On the other hand, reading the Errey piece, I was a little perturbed about how well-conforming my son is. This goal of trying new foods did not come from him, but from our persistence on trying new foods: we only talk about it EVERY MEAL. Our dinner-table rules include no standing on the table, no talking with your mouth full, and trying everything that’s on the table. So I worry that my son had internalized our insistence on this issue at the expense of being true to his own desires (which, I assume, are to eat only pasta, ever). This is also a value for us: we’d like our kids to be able to listen to their own bodies, to be able to tell what makes them happy, and to be true to themselves. What do you do when two of your values conflict?
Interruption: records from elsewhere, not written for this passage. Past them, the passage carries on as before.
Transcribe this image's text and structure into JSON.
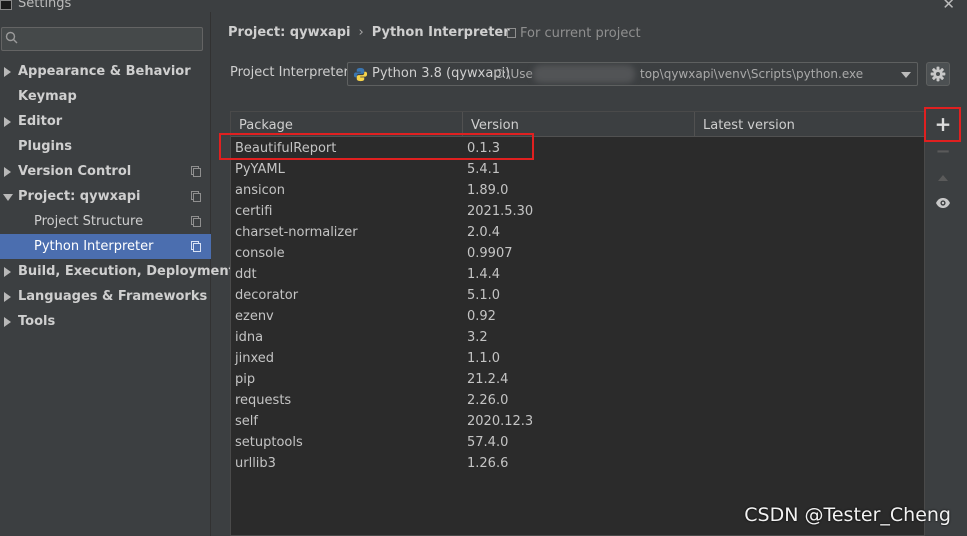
{
  "window": {
    "title": "Settings"
  },
  "search": {
    "placeholder": ""
  },
  "sidebar": {
    "items": [
      {
        "label": "Appearance & Behavior",
        "expand": "collapsed",
        "level": 0
      },
      {
        "label": "Keymap",
        "expand": "none",
        "level": 0
      },
      {
        "label": "Editor",
        "expand": "collapsed",
        "level": 0
      },
      {
        "label": "Plugins",
        "expand": "none",
        "level": 0
      },
      {
        "label": "Version Control",
        "expand": "collapsed",
        "level": 0,
        "copy_icon": true
      },
      {
        "label": "Project: qywxapi",
        "expand": "expanded",
        "level": 0,
        "copy_icon": true
      },
      {
        "label": "Project Structure",
        "expand": "none",
        "level": 1,
        "copy_icon": true
      },
      {
        "label": "Python Interpreter",
        "expand": "none",
        "level": 1,
        "copy_icon": true,
        "selected": true
      },
      {
        "label": "Build, Execution, Deployment",
        "expand": "collapsed",
        "level": 0
      },
      {
        "label": "Languages & Frameworks",
        "expand": "collapsed",
        "level": 0
      },
      {
        "label": "Tools",
        "expand": "collapsed",
        "level": 0
      }
    ]
  },
  "breadcrumb": {
    "project": "Project: qywxapi",
    "separator": "›",
    "page": "Python Interpreter"
  },
  "scope": {
    "label": "For current project"
  },
  "interpreter": {
    "label": "Project Interpreter:",
    "name": "Python 3.8 (qywxapi)",
    "path_start": "C:\\Use",
    "path_end": "top\\qywxapi\\venv\\Scripts\\python.exe"
  },
  "table": {
    "columns": [
      "Package",
      "Version",
      "Latest version"
    ],
    "rows": [
      {
        "package": "BeautifulReport",
        "version": "0.1.3",
        "latest": ""
      },
      {
        "package": "PyYAML",
        "version": "5.4.1",
        "latest": ""
      },
      {
        "package": "ansicon",
        "version": "1.89.0",
        "latest": ""
      },
      {
        "package": "certifi",
        "version": "2021.5.30",
        "latest": ""
      },
      {
        "package": "charset-normalizer",
        "version": "2.0.4",
        "latest": ""
      },
      {
        "package": "console",
        "version": "0.9907",
        "latest": ""
      },
      {
        "package": "ddt",
        "version": "1.4.4",
        "latest": ""
      },
      {
        "package": "decorator",
        "version": "5.1.0",
        "latest": ""
      },
      {
        "package": "ezenv",
        "version": "0.92",
        "latest": ""
      },
      {
        "package": "idna",
        "version": "3.2",
        "latest": ""
      },
      {
        "package": "jinxed",
        "version": "1.1.0",
        "latest": ""
      },
      {
        "package": "pip",
        "version": "21.2.4",
        "latest": ""
      },
      {
        "package": "requests",
        "version": "2.26.0",
        "latest": ""
      },
      {
        "package": "self",
        "version": "2020.12.3",
        "latest": ""
      },
      {
        "package": "setuptools",
        "version": "57.4.0",
        "latest": ""
      },
      {
        "package": "urllib3",
        "version": "1.26.6",
        "latest": ""
      }
    ]
  },
  "toolbar": {
    "add_label": "+",
    "remove_label": "−"
  },
  "watermark": {
    "text": "CSDN @Tester_Cheng"
  },
  "colors": {
    "background": "#3c3f41",
    "table_bg": "#2b2b2b",
    "selection": "#4b6eaf",
    "annotation_red": "#e02020"
  }
}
I have no good answer for this dilemma. I’ve never posted on a topic before figuring out what I think about it. But, I think exposing the process is an important thing to do in a science blog (ok, semi-science blog). Science reports typically do not include the process, only the results. Yes, science reports include a “methods” section, which looks like a process; but it isn’t really. The methods section includes the tools the researchers used to measure the variables they are talking about in the report. It doesn’t talk about the thought process that led the researchers to use these particular tools, or to investigate the variables they chose to investigate. I think it creates the illusion that scientists have all the answers. We really don’t. Science is not about answers at all, it’s about questions. The more science you do, the more questions you have.
Which brought me back to the purpose of this blog, to why I started this blog. ‘Tis the season for reflection and taking stock, right?
I started this blog in order to bring together two aspects of my life: my research (about children), and my parenting (of children). Being away from academia for a bit made me realize how entrenched I am in the academic narrative of writing a tidy little story to publish in a well-respected journal. I’ve been having issues with how little connection there seems to be between science and the supposed beneficiaries of science, namely, people. It started when I became a mom and realized how little of the parenting advice–the stuff that are geared towards actual parents–is based on research and science. Sure, a lot of it is based on really great psychologists’ vast experience with children. But most psychologists see children only when there’s a problem, and experience–or rather, our memory of our experiences–is rather inaccurate. Since then I’ve discovered that science generally is not well-communicated to “the public”. I think one of the problems is that in the traditional model, scientists only share the end results, not the process. As a reader, you can’t follow every thought-process of every scientist in the world. But, as a reader who has access to the internet, you hardly ever get to see a single thought-process of a single scientist. And this is exactly what blogs were invented for, right?
So, to summarize: I’m not sure how I feel about my son’s new year resolution; I want to connect my readers (all three of them) to science: not only the results, but also the process. Oh, and Happy New Year!
PS My son really got the hang of new year resolutions: as soon as there was a salad on the table he decided to change his resolution from tasting everything to tasting most of the things. Excluding the salad.